Draft Day’ film a solid pick

Hang on for a minute...we're trying to find some more stories you might like.

Email This Story

Thanks to the NFL moving back the draft nearly two weeks, the days without football seem even longer. After free agency cools down, there’s a lull all the way to the draft. At that point, it’s still too long to get excited for next season – in part because team’s rosters are mostly set after the draft.

This year “Draft Day”, a movie starring Kevin Costner and directed by newcomer Ivan Reitman, aims to fill that void for NFL fans. The movie, as implied in the title, centers on an unconventional topic: the draft.

The draft, which has evolved into another tornado-like NFL event of its own, is a surprisingly entertaining Kickstarter for this film. The premise of the film succeeds due to a strong cast in a light-hearted drama.

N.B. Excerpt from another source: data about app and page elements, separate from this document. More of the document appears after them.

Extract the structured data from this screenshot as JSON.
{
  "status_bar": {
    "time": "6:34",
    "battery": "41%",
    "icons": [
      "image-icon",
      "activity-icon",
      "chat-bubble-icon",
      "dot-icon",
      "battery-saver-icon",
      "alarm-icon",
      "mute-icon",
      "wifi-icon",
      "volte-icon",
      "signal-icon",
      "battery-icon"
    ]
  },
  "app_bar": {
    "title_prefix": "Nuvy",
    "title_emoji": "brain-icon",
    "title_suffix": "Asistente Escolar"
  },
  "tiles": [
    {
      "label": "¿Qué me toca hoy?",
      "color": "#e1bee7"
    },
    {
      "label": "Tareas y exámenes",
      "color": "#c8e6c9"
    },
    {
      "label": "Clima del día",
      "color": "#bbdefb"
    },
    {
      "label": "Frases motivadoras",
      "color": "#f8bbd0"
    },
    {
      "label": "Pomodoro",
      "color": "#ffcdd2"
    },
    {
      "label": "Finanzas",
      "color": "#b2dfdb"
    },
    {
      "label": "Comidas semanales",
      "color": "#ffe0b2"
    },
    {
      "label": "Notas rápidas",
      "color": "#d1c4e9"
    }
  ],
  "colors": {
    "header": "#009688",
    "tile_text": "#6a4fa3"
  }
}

Costner plays Sonny Weaver Jr., general manager of the Cleveland Browns, who over 12 hours has to create a splash to turn around the always hopeful, but always terrible Browns and potentially save his job. Weaver deals with the pressures of his staff as well as personal events such as mourning the loss of his father and news that he is expecting a baby with his secret girlfriend Ali (Jennifer Garner), the Browns’ salary-cap expert.

In this bizzaro NFL world, the Seattle Seahawks have the No. 1 pick. Events are trigged when Seahawks GM Tom Michaels (Patrick St. Espirt) offers the pick to Weaver in exchange for three firstround draft picks. Weaver accepts it with the idea that the Browns will pick can’tmiss quarterback Bo Callahan.

If there’s a knock on this movie, it’s that the script tries to establish the stakes too hard, too fast. Coach Penn (Denis Leary) storms into Weaver’s office and sets the months of scouting material the team had on fire. QB Brian Drew (Tom Welling) trashes Weaver’s office after finding out the Browns are likely to pick a quarterback with the No. 1 pick. Both moves would never ever happen and frankly are more ridiculous than entertaining.

As the movie starts the settle, Costner shines. His character appears to be the stereotypical hard-knock, no-emotionson- the-job NFL type, but Costner does a good job of conveying how stressful that situation would be. It helps that Costner has experience in other sport films like “Bull Durham” and “Field of Dreams.” Coster and Garner work well off each other and their relationship feels authentic.

In the end, “Draft Day” is charming. Seeing Weaver – ahem – weave his way throughout the draft process and venting three of the major draft prospects, “Draft Day” chooses to focus on is an enjoyable process.